    Were IBM to alter fundamental design strategies to counter the stupidity of antivirus programs scanning files that don't need to be scanned, that would make Notes even more expensive than it is, so all their customers would have to pay for changes intended only for customers who were running additional software whose poor design or implementation caused interoperability issues with Notes. That's a lot of distributed expense with practically no value, given that we already know how to avoid those interoperability issues.

    If a customer is told how to optimize Notes and they use those instructions as an excuse to migrate to Outlook, that customer deserves to fail.

    12Mike McP  4/2/2012 10:08:15 AM  Should Notes give up the JAVA client and go for a Windows standard interface?

    This change would be a massive investment in development, testing, etc. IBM is well past the point of no return on this one, so better to keep hammering on performance tuning and stability. Notes client is a complete pig, but it runs decently with 8 gigs of memory and a nice drive. Designer crashes daily, but the bang/buck in fixing that is minimal compared to the return on client stability.

    Also agree with the other folks that non-Windows user percentage is not trivial.

    13  4/24/2012 12:00:07 AM  Should Notes give up the JAVA client and go for a Windows standard interface?
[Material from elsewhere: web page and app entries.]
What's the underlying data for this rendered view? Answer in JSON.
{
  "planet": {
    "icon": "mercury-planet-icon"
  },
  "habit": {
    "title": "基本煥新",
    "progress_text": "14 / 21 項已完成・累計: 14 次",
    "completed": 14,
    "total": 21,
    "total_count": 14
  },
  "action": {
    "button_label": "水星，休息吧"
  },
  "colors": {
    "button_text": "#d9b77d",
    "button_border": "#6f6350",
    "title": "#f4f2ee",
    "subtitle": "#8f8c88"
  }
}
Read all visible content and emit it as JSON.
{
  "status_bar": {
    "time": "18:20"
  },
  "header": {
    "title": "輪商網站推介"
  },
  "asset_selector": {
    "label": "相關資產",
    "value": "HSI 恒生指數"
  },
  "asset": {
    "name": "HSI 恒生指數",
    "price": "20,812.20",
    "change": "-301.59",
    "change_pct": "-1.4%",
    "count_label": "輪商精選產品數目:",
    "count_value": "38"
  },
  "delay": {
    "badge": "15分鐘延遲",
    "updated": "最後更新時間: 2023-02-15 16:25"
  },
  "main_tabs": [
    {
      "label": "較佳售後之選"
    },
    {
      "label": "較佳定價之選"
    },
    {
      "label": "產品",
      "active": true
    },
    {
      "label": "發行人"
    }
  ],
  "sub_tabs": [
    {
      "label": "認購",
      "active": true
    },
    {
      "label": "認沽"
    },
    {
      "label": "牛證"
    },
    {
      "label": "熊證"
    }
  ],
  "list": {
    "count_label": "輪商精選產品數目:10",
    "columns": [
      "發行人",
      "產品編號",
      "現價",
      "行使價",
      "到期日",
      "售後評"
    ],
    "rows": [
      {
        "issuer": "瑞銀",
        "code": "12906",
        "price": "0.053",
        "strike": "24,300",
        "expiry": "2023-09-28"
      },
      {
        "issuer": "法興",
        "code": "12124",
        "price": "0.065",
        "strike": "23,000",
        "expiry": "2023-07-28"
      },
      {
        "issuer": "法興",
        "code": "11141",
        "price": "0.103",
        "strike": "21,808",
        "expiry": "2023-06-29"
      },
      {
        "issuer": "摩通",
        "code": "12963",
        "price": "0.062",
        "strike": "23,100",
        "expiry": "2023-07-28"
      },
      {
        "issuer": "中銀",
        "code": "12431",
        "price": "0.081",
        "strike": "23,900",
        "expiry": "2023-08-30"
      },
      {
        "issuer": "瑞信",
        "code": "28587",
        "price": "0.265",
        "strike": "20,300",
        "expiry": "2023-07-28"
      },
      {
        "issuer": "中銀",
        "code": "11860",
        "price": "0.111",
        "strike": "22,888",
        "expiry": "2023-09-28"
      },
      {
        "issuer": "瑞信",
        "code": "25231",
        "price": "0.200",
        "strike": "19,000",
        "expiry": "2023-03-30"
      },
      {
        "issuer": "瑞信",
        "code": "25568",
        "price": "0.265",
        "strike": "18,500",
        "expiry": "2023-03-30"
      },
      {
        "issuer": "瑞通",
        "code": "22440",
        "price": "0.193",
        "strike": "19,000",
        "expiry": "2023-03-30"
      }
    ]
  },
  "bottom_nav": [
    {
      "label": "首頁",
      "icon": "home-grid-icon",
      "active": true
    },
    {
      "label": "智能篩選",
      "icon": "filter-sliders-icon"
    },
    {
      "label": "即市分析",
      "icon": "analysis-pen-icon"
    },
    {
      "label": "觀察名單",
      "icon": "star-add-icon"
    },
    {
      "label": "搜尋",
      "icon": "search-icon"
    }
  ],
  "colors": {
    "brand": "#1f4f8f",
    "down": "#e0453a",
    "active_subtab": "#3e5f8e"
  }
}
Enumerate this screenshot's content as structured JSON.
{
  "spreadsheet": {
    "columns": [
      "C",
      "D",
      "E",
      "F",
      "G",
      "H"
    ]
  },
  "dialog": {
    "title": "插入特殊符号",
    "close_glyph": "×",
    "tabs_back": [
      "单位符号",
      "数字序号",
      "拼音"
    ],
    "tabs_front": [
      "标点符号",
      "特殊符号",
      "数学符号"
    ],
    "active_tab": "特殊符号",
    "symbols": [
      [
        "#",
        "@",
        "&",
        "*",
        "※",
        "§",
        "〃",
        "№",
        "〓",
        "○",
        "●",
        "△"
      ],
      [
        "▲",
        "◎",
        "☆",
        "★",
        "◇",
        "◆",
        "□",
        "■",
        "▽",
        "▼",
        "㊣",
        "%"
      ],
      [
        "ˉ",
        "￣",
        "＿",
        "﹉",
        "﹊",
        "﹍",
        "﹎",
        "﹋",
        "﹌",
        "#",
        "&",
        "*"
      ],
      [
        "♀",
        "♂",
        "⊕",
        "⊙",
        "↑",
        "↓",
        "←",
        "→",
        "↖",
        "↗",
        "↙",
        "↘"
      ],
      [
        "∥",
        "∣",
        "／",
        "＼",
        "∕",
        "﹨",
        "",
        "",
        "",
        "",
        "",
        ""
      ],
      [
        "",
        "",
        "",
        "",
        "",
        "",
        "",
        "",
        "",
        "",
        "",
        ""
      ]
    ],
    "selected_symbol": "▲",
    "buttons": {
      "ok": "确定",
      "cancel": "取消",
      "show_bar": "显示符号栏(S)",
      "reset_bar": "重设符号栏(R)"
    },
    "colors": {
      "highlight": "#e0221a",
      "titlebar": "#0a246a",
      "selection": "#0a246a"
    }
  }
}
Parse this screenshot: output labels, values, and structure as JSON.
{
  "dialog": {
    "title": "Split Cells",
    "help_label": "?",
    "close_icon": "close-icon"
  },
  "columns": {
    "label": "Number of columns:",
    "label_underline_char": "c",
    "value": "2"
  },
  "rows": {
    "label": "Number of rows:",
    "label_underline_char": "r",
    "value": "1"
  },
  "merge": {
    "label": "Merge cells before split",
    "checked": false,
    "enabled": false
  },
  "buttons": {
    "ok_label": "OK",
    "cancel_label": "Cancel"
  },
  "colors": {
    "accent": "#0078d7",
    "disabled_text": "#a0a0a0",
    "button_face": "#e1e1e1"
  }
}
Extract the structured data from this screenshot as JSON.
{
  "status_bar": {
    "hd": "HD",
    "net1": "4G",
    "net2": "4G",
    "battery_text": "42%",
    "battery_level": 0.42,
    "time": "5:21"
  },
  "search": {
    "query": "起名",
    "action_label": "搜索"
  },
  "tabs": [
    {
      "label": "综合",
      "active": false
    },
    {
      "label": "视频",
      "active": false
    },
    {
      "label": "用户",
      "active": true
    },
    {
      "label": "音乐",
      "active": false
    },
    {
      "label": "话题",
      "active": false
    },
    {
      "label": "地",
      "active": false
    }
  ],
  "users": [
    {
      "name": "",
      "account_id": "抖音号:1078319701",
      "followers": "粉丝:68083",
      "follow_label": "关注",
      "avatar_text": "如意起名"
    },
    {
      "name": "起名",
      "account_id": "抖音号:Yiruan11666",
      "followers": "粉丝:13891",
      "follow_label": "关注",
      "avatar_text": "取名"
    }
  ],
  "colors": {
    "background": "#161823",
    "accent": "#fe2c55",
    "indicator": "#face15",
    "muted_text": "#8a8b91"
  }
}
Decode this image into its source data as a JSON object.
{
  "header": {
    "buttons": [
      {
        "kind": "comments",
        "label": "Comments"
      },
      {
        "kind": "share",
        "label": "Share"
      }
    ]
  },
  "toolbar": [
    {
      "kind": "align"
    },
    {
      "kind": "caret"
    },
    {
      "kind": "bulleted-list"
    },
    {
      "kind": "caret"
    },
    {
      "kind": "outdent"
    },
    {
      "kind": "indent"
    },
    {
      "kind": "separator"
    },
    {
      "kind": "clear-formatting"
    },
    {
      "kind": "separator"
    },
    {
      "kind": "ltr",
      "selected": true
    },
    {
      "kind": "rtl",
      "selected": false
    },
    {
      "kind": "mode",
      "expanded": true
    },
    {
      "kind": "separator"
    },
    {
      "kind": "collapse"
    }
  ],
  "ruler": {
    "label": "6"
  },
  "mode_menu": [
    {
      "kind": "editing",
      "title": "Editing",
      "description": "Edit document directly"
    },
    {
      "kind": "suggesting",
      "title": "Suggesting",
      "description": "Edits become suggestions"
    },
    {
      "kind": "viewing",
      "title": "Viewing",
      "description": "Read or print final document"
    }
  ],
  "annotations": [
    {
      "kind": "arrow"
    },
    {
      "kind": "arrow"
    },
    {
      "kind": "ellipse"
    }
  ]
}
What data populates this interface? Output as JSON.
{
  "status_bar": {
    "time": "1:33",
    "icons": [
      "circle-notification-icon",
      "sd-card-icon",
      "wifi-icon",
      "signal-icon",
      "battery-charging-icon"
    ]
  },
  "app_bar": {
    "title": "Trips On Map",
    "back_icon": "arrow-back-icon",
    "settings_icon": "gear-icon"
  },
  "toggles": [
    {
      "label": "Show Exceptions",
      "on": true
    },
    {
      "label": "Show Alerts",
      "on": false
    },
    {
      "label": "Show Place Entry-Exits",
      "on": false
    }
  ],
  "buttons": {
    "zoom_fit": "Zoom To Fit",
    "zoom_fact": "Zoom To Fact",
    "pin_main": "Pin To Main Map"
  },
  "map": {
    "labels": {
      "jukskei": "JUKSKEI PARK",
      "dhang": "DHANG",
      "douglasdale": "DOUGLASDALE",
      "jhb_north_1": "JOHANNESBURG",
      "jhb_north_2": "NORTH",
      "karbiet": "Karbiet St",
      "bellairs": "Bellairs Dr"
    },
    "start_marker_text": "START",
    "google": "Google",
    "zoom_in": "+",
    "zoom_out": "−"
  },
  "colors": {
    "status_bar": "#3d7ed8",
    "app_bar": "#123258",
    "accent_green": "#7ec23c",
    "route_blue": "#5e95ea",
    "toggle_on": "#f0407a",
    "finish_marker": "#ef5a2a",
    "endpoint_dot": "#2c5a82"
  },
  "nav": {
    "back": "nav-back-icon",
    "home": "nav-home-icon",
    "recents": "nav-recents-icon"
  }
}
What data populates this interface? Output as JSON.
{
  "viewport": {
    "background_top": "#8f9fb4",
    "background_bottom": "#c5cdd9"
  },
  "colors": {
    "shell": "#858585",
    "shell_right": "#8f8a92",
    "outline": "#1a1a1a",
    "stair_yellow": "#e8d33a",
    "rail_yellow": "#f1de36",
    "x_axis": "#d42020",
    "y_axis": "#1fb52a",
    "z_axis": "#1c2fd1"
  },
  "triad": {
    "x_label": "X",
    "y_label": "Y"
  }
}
    I'm an IBMer too and from what I'm able to infer from pre-meeting talk, Notes is generally accepted with the company by its employees and not much else (in fact most I know hate it). Over the years I've known many who have left the company and for the ones I still communicate with they frequently tell me how now it is not NOT being Notes anymore. It has so many odd interface quirks and very poor calendaring. Just today I unnecessarily rushed out of an airport because a meeting that had been cancelled still showed up on my calendar. If you do not explicitly open the cancellation notice (that comes to your e-mail inbox) then you get no indication that a meeting has been cancelled when you glance at your calendar. Problem was, I had about 75 message in my inbox this morning and didn't get to accepting the cancellation notice. I've complained about this behavior so many times on internal Notes sites but support couldn't give a damn. They politely tell you that this is how it's supposed to be and that's it.

    Recent Comments